You may not know it, but you are a salesperson. We all are. Everyone is selling something: an idea, a persona, a product, a service, a brand, or something.
The first leg of my career was as a Sales Engineer. My title said so. It took me a little while to get over the stigma of “sales”. When I talked to people about what I did, I’d say, “I’m a Sales Engineer, but…” and I’d follow by saying how not sales-like my job was.
Now that I don’t call myself a salesperson, I realize that I still am. And I think all of us are.
Selling doesn’t require a monetary transaction
One of the best lessons I learned about sales in that job was that selling is about a lot more than a monetary transaction.
I had four distinct customer groups at the time. But I only sold to two of them. In the other two customer groups, the primary transaction I made was of our value as both a product and a company. I worked hard to convince them that we were the best people making the best product, and that the best was what they should expect.
In order to differentiate yourself outside of the price realm, you have to do so by de-commoditizing what you’re selling. A commodity is generally considered a mass-produced, unspecialized product. My sales pitch was designed to make sure that our product wasn’t considered a commodity. I had to sell that we were different than the other guy.

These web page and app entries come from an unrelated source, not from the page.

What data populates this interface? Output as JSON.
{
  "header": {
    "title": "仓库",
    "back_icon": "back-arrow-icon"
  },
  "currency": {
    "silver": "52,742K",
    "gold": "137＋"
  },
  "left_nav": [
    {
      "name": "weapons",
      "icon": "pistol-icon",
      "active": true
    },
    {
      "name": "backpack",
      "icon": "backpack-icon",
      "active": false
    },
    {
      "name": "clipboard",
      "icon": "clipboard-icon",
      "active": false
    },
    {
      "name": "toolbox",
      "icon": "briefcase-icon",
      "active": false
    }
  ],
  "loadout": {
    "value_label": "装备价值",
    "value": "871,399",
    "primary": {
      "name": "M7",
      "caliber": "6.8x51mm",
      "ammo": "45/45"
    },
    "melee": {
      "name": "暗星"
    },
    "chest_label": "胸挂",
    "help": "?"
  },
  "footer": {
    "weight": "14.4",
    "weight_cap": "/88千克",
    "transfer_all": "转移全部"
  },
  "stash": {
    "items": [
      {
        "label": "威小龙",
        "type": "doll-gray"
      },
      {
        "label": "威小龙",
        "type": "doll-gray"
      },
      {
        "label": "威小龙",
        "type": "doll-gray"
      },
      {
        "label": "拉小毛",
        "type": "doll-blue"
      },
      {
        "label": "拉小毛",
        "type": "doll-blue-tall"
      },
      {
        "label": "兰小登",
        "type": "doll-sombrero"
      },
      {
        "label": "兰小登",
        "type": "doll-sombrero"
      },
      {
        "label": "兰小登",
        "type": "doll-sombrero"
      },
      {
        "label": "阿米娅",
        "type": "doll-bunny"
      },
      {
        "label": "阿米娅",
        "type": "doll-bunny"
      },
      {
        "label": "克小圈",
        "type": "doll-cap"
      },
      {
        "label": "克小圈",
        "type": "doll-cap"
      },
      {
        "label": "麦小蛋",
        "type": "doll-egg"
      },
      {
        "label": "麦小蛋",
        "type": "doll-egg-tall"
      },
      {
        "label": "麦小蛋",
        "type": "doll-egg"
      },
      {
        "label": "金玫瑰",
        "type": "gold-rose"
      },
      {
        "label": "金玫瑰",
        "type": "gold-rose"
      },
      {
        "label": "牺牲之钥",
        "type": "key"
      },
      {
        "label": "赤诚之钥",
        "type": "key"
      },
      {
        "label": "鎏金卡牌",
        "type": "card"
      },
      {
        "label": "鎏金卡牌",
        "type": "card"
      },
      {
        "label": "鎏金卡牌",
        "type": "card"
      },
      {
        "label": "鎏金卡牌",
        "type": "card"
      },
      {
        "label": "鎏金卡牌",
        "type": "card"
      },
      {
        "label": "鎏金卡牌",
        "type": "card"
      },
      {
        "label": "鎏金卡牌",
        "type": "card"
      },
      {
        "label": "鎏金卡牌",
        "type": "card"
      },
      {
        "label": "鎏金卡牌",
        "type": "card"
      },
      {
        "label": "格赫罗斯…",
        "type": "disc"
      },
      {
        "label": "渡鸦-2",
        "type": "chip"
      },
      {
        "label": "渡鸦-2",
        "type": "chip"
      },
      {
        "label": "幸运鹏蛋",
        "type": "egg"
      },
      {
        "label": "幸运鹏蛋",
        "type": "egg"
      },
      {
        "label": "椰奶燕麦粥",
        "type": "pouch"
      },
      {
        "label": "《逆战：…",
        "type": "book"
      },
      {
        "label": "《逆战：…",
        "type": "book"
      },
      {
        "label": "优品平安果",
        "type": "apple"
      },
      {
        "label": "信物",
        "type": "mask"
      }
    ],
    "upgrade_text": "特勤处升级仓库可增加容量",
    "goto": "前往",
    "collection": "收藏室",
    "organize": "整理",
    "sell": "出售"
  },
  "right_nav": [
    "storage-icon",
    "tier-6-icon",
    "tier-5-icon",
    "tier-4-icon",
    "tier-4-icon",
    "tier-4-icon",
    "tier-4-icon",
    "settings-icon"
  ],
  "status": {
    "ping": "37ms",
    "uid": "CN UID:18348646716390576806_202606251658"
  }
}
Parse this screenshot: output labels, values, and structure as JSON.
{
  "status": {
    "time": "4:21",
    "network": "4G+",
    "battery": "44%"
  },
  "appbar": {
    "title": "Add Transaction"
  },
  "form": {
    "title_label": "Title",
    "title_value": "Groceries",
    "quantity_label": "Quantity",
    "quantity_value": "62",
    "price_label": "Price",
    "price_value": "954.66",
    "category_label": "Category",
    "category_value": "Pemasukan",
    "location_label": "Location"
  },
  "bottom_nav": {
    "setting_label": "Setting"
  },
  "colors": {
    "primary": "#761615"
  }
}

What strengthens your value versus mine can vary. For some people or companies, they may define their value by their brand weight. Others may define their value as their longevity or time within a market. Others may define their value as their knowledge of an industry or sector.
No matter what, if you’re selling value based on price, you’ll likely lose in the long term. A race to the lowest price is a race to the bottom. And if you wait in the process until it’s time to physically sell something, you’re already way behind a better salesperson.
What sales is about
So, we’re not always selling a monetary transaction. Then what is sales about?
Sales is about relationships
I can’t say how often I heard it. And it was true every time. Every experienced person I worked with would reiterate that sales is about relationships. When you make good, long lasting, genuine relationships, it makes “selling” secondary.
Sales is about knowledge
Part of my previous job was to be an expert about my product. What good was I as a salesman if I wasn’t technically knowledgable about what I was selling? People didn’t buy from me because I was the cheapest. They bought from me because, in part, I knew our product.
Sales is about reliability
Being reliable is challenging. I’ve failed being reliable, to friends and strangers, more than I’d like to say. It requires dedication and consistent commitment. Being reliable isn’t just about doing things on time. Reliability is about maintaining a sustained term of high quality output. It’s about doing what you say you’ll do. Reliability is wrapping up the last 10% of a project with the same fervor you do the first 90%.
It’s also about maintaining the two items above: developing relationships over the long term, and always striving to be more knowledgable. We’re not going to sell whatever we are selling very well if we only work on our relationships when it benefits us or if we don’t bring consistent knowledge to a relationship.
You’re always selling your value
Each of these non-monetary items help us differentiate ourselves and showcase our value to whomever we are selling to. You may be selling your personal value at work to your boss. You may be selling your value as a web developer to your client that has another proposal for half the price. You may be selling your value to another client that pays you to maintain their website for hundreds of dollars a month, when they could host it themselves for ten. You may be selling your experience in a job market. You may be selling your programming ability with your contributions to open source projects.
Even if you aren’t actively trying to sell yourself or your value, you are anyway. Other people, potential employers, future buyers of your yet-to-exist product already know you, and are forming opinions about how valuable you are to them. And you can’t stop them from forming these opinions, so you may as well start shaping them.
I try to sell myself as an expert within the WordPress niche. I write to sell my value as a good communicator. I attend and participate in conferences and meetups to sell myself as passionate about my work. I tweet and email and interact with other people in the WordPress community in order to sell the value of my relationships.
I sell in all of these ways, but I’m not responsible for many monetary transactions. I sell so that my employer sees that I’m not a commodity developer. I sell so that if I ever were to sell something in a monetary transaction, I’d have people to sell to, and I’d have something worthwhile to sell beyond my product: me.
So, you may as well start selling. Because you are already a salesperson.